Second, we ensure that of physical qualities are developed in the right sequence.

If we start with osteopathic manual treatment in the consultation room, we then progress to mobility and flexibility exercises.

These will usually start on the ground, as this provides the most stable environment, thus is the least threatening.

Considering pain occurs when there is a perception of threat by the brain (if you haven’t already, have a read of Pain Basics), this is one of the best ways to regain movement and avoid inefficient compensation patterns taking over.

From there you are looking to build “motor control” – this is simply the ability to control movement well.

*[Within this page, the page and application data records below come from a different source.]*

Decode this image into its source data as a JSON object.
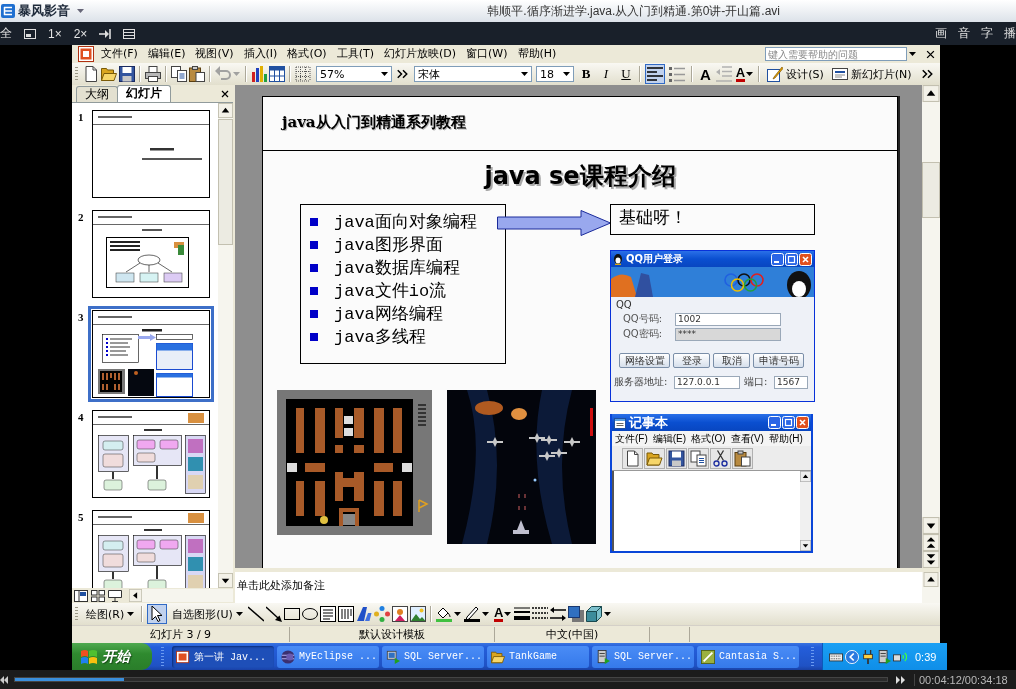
{
  "player": {
    "app_name": "暴风影音",
    "title": "韩顺平.循序渐进学.java.从入门到精通.第0讲-开山篇.avi",
    "view_controls": [
      "全",
      "1×",
      "2×"
    ],
    "panel_buttons": [
      "画",
      "音",
      "字",
      "播"
    ]
  },
  "powerpoint": {
    "menu": [
      "文件(F)",
      "编辑(E)",
      "视图(V)",
      "插入(I)",
      "格式(O)",
      "工具(T)",
      "幻灯片放映(D)",
      "窗口(W)",
      "帮助(H)"
    ],
    "help_search": {
      "placeholder": "键入需要帮助的问题"
    },
    "toolbar": {
      "zoom": "57%",
      "font": "宋体",
      "font_size": "18",
      "style_buttons": [
        {
          "label": "B",
          "selected": false
        },
        {
          "label": "I",
          "selected": false
        },
        {
          "label": "U",
          "selected": false
        }
      ],
      "paragraph_buttons": [
        {
          "selected": true
        },
        {
          "selected": false
        }
      ],
      "grow_font": "A",
      "font_color": "A",
      "design": "设计(S)",
      "new_slide": "新幻灯片(N)"
    },
    "outline_pane": {
      "tabs": [
        {
          "label": "大纲",
          "selected": false
        },
        {
          "label": "幻灯片",
          "selected": true
        }
      ],
      "slides": [
        {
          "number": "1",
          "kind": "title",
          "selected": false
        },
        {
          "number": "2",
          "kind": "diagram",
          "selected": false
        },
        {
          "number": "3",
          "kind": "overview",
          "selected": true
        },
        {
          "number": "4",
          "kind": "boxes",
          "selected": false
        },
        {
          "number": "5",
          "kind": "boxes",
          "selected": false
        }
      ]
    },
    "slide": {
      "header": "java从入门到精通系列教程",
      "title": "java se课程介绍",
      "bullets": [
        "java面向对象编程",
        "java图形界面",
        "java数据库编程",
        "java文件io流",
        "java网络编程",
        "java多线程"
      ],
      "callout": "基础呀！",
      "qq_login": {
        "title": "QQ用户登录",
        "group": "QQ",
        "fields": [
          {
            "label": "QQ号码:",
            "value": "1002",
            "kind": "text"
          },
          {
            "label": "QQ密码:",
            "value": "****",
            "kind": "password"
          }
        ],
        "buttons": [
          "网络设置",
          "登录",
          "取消",
          "申请号码"
        ],
        "server_label": "服务器地址:",
        "server": "127.0.0.1",
        "port_label": "端口:",
        "port": "1567"
      },
      "notepad": {
        "title": "记事本",
        "menu": [
          "文件(F)",
          "编辑(E)",
          "格式(O)",
          "查看(V)",
          "帮助(H)"
        ]
      }
    },
    "notes": {
      "placeholder": "单击此处添加备注"
    },
    "drawing_toolbar": {
      "draw": "绘图(R)",
      "select_tool": {
        "selected": true
      },
      "autoshapes": "自选图形(U)",
      "font_color": "A"
    },
    "status_bar": [
      "幻灯片 3 / 9",
      "默认设计模板",
      "中文(中国)"
    ]
  },
  "taskbar": {
    "start": "开始",
    "tasks": [
      {
        "label": "第一讲 Jav...",
        "selected": true
      },
      {
        "label": "MyEclipse ...",
        "selected": false
      },
      {
        "label": "SQL Server...",
        "selected": false
      },
      {
        "label": "TankGame",
        "selected": false
      },
      {
        "label": "SQL Server...",
        "selected": false
      },
      {
        "label": "Cantasia S...",
        "selected": false
      }
    ],
    "clock": "0:39"
  },
  "playback": {
    "progress": {
      "level": 0.125
    },
    "time": "00:04:12/00:34:18"
  }
}
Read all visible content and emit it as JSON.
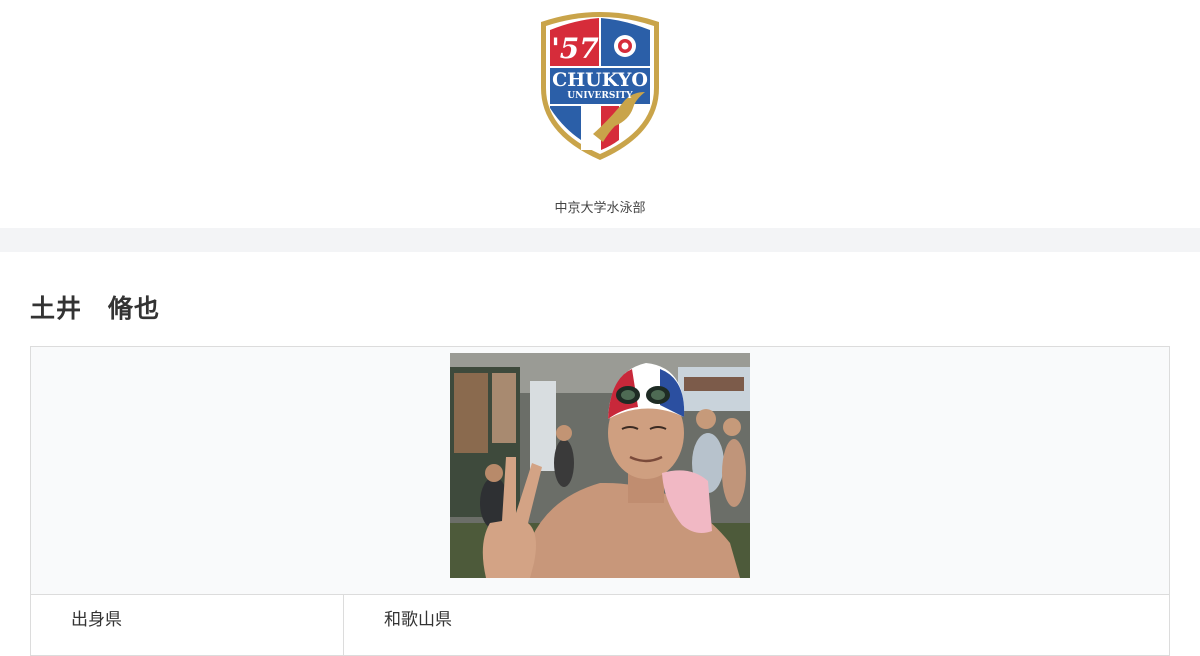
{
  "header": {
    "logo": {
      "year_text": "'57",
      "name_text": "CHUKYO",
      "sub_text": "UNIVERSITY",
      "colors": {
        "red": "#d62c3a",
        "blue": "#2b5fa8",
        "gold": "#c9a44a",
        "white": "#ffffff"
      }
    },
    "site_name": "中京大学水泳部"
  },
  "player": {
    "name": "土井　脩也",
    "photo_icon": "swimmer-photo",
    "fields": [
      {
        "label": "出身県",
        "value": "和歌山県"
      }
    ]
  }
}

We can call this stability, but that implies static positions and discounts the movement component. This is actually achieved simultaneously with improving movement/mobility/flexibility.

We can consider mobility as “end range strength”, and we are simply progressively challenging you so that both qualities improve.

Once you have achieved adequate movement and control (adequate is based on your individual needs), if you want and/or need, we would add load. This might be in the form of external resistance, increased leverage challenge or even changing the tempo.

Only when you are moving competently under load do we add a conditioning component – that is, more volume of work. This is the challenge of fatigue to your new found movement abilities, and if done correctly, is the difference between breaking down when the going gets tough and being able to withstand (almost) anything.

Take home point number 4: whole body, principle based programming that utilises appropriate methods of progression yield the best long term outcomes (based on clinical experience and research) (2) for sufferers of low back pain.

Conclusions

There is a well worn quote:

Methods are many, principles are few. Methods always change but principles never do.

This served as inspiration for this post – there is no point showing you how to do an exercise with no context as to whether it is appropriate for you or not.

Rather, it is important to have an understanding of why you are doing something – even if you only care about the “what”.

This understanding means you will not chop and change based on the latest article in your newsfeed.

It means you will take the time to get things right, knowing that making progress is all the matters, even if it is “slow”.

It also means that you have a better chance at a good outcome and are less likely to become a statistic of low back pain recurrence.

Reducing the article to four sentences, we would end up with something like this:

  1. Do something you enjoy doing, that has intrinsic reward – there are no “good” or “bad” exercises.
  2. Ensure you take a “whole body” approach to exercise. Don’t simply focus on “low back exercises”.
  3. Start slowly, progress gradually.
  4. Vary the stimulus over time, but not too much or too often (or you won’t elicit adaptations).

 

This blog post was written by Dr Nick Efthimiou (Osteopath), founder of Integrative Osteopathy.

This blog post is meant as an educational tool only. It is not a replacement for medical advice from a qualified and registered health professional.

 



 

References

(1) Incidence and risk factors for low back pain: http://www.ncbi.nlm.nih.gov/pubmed/24462537

(2) Resistance training and low back pain in active males: http://www.ncbi.nlm.nih.gov/pubmed/20093971